- Exercise data:

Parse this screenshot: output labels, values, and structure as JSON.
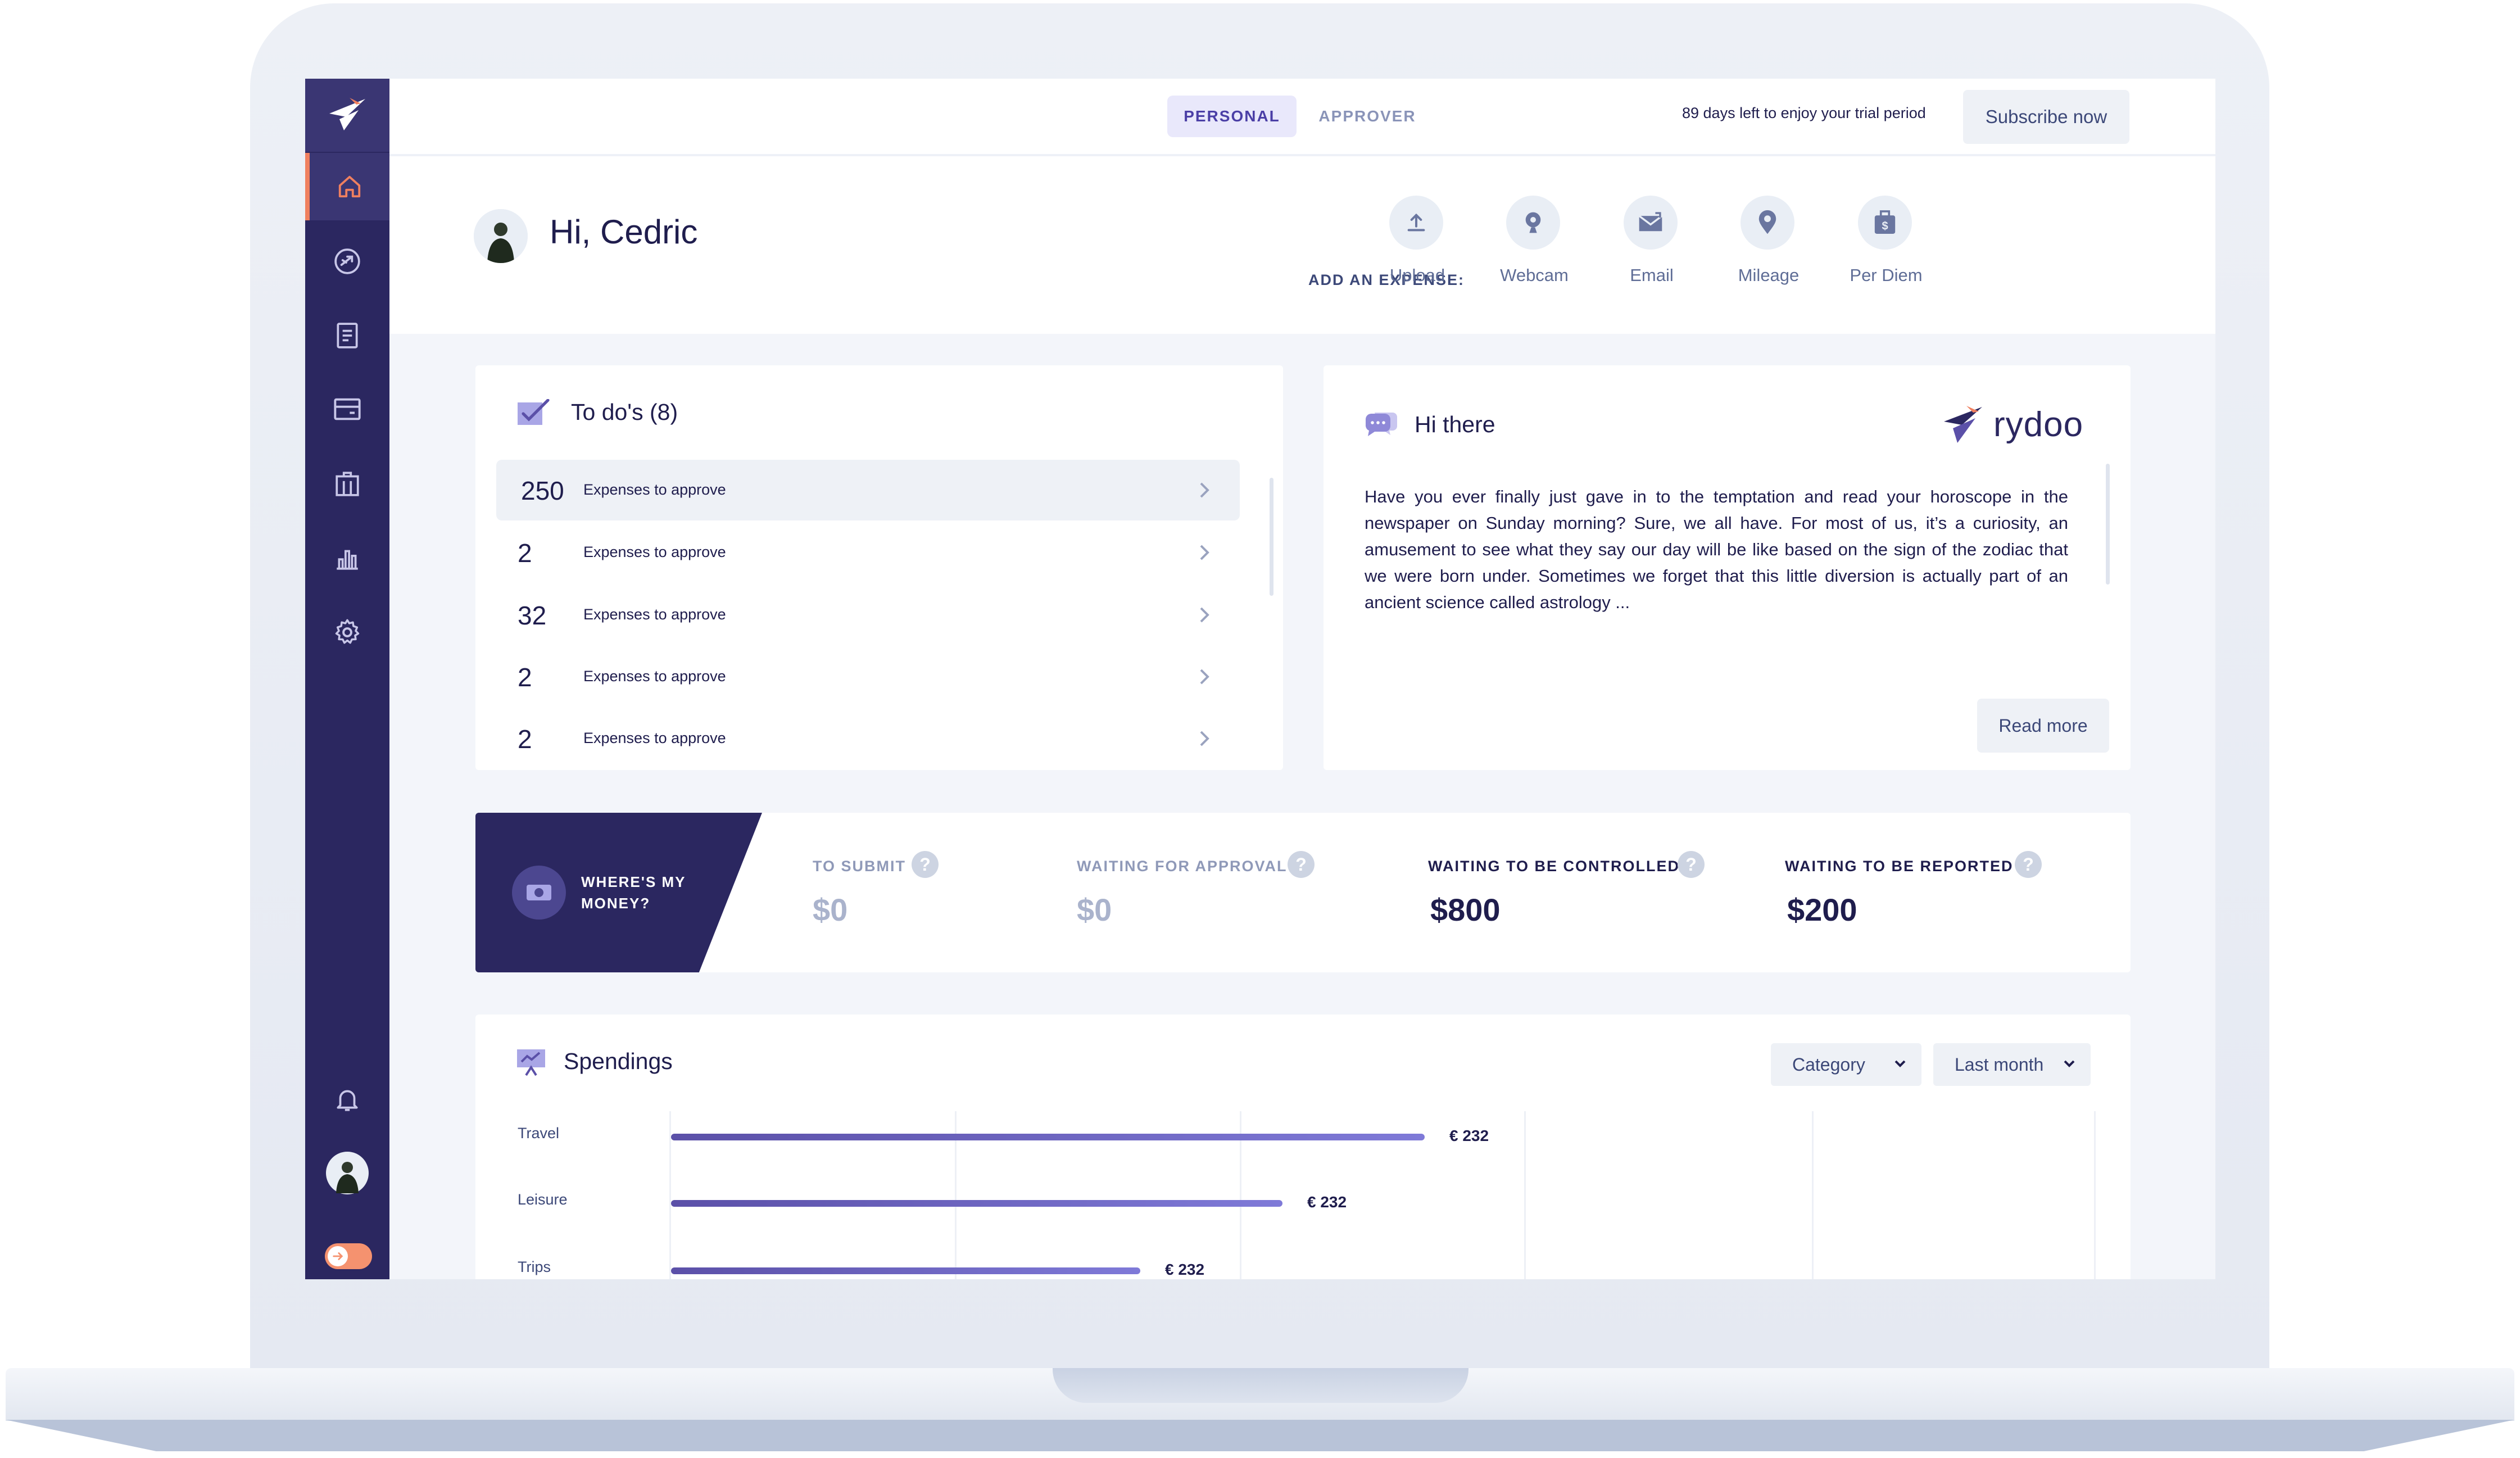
{
  "tabs": {
    "personal": "PERSONAL",
    "approver": "APPROVER"
  },
  "trial": {
    "text": "89 days left to enjoy your trial period",
    "subscribe_label": "Subscribe now"
  },
  "greeting": {
    "title": "Hi, Cedric"
  },
  "add_expense": {
    "label": "ADD AN EXPENSE:",
    "options": [
      {
        "label": "Upload",
        "icon": "upload-icon"
      },
      {
        "label": "Webcam",
        "icon": "webcam-icon"
      },
      {
        "label": "Email",
        "icon": "email-icon"
      },
      {
        "label": "Mileage",
        "icon": "location-pin-icon"
      },
      {
        "label": "Per Diem",
        "icon": "per-diem-icon"
      }
    ]
  },
  "todos": {
    "title": "To do's (8)",
    "items": [
      {
        "count": "250",
        "text": "Expenses to approve"
      },
      {
        "count": "2",
        "text": "Expenses to approve"
      },
      {
        "count": "32",
        "text": "Expenses to approve"
      },
      {
        "count": "2",
        "text": "Expenses to approve"
      },
      {
        "count": "2",
        "text": "Expenses to approve"
      }
    ]
  },
  "hithere": {
    "title": "Hi there",
    "brand": "rydoo",
    "body": "Have you ever finally just gave in to the temptation and read your horoscope in the newspaper on Sunday morning? Sure, we all have. For most of us, it’s a curiosity, an amusement to see what they say our day will be like based on the sign of the zodiac that we were born under. Sometimes we forget that this little diversion is actually part of an ancient science called astrology ...",
    "read_more": "Read more"
  },
  "money": {
    "title": "WHERE'S MY MONEY?",
    "stats": [
      {
        "label": "TO SUBMIT",
        "value": "$0"
      },
      {
        "label": "WAITING FOR APPROVAL",
        "value": "$0"
      },
      {
        "label": "WAITING TO BE CONTROLLED",
        "value": "$800"
      },
      {
        "label": "WAITING TO BE REPORTED",
        "value": "$200"
      }
    ]
  },
  "spendings": {
    "title": "Spendings",
    "filter_category": "Category",
    "filter_period": "Last month"
  },
  "chart_data": {
    "type": "bar",
    "orientation": "horizontal",
    "categories": [
      "Travel",
      "Leisure",
      "Trips"
    ],
    "values": [
      232,
      232,
      232
    ],
    "value_labels": [
      "€ 232",
      "€ 232",
      "€ 232"
    ],
    "bar_fraction": [
      0.53,
      0.43,
      0.33
    ],
    "grid": true
  },
  "colors": {
    "sidebar": "#2b2760",
    "accent": "#f0805f",
    "primary_text": "#1f1d4d",
    "tab_active_bg": "#e9e8fb",
    "bar": "#5b50a8"
  }
}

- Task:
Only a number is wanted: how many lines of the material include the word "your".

- Written response:
2